The answer must be every line below that holds the word "JSON".

=-=-=

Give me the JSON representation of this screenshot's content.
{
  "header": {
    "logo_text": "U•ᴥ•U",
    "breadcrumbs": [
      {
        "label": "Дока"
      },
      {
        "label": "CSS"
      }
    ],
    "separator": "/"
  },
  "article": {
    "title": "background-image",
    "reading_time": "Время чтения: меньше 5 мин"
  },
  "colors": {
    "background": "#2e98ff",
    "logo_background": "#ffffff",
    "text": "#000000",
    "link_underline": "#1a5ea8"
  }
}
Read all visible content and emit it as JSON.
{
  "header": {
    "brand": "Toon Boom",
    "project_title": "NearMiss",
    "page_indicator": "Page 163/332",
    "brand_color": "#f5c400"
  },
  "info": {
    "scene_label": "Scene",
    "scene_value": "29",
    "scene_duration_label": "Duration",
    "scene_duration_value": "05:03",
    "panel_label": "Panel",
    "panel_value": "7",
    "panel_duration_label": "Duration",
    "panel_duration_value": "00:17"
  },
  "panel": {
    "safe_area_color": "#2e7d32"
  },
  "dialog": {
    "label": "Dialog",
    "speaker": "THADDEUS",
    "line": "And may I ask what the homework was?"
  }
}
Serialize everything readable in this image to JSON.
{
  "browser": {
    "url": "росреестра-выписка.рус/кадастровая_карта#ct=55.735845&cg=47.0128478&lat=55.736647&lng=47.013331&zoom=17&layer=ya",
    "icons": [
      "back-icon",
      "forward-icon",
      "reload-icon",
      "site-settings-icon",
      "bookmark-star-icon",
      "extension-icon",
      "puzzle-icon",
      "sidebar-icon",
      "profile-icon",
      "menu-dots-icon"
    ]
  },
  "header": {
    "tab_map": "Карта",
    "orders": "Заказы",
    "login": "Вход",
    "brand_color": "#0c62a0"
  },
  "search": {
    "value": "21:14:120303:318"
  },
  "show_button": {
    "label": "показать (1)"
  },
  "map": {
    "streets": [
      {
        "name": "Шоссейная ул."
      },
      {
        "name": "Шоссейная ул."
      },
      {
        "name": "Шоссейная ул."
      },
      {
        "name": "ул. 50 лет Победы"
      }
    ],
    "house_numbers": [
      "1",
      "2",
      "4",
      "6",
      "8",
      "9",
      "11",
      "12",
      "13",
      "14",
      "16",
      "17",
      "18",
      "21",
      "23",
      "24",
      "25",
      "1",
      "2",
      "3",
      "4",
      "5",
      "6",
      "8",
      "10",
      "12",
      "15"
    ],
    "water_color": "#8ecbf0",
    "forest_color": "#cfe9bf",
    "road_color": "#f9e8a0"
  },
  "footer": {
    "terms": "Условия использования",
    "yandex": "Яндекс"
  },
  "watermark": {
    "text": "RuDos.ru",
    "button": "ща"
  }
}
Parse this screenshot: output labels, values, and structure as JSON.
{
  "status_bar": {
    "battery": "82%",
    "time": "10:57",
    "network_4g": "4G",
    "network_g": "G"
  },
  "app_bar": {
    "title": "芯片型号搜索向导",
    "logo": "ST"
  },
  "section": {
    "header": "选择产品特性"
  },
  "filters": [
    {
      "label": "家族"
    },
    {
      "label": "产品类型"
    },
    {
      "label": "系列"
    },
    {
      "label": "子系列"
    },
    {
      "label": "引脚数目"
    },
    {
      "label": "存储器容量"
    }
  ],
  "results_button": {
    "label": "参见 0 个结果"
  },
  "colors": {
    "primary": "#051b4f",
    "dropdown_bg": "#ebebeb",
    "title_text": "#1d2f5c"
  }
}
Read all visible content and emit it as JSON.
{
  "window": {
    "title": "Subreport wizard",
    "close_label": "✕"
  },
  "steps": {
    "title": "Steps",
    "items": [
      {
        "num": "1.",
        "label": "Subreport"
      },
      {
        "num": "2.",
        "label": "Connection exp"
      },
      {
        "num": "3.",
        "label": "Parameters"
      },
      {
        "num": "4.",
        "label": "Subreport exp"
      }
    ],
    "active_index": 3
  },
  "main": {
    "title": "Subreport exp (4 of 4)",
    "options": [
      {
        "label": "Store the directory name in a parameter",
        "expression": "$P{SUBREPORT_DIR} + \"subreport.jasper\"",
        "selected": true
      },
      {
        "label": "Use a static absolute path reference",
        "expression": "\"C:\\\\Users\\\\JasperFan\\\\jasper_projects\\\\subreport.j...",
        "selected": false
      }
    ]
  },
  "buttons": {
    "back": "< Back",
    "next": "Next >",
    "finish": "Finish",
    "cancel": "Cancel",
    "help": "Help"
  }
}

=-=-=

**Reply to the exercise:**
Give me the JSON representation of this screenshot's content.
Read all visible content and emit it as JSON.
Serialize everything readable in this image to JSON.
Parse this screenshot: output labels, values, and structure as JSON.
Read all visible content and emit it as JSON.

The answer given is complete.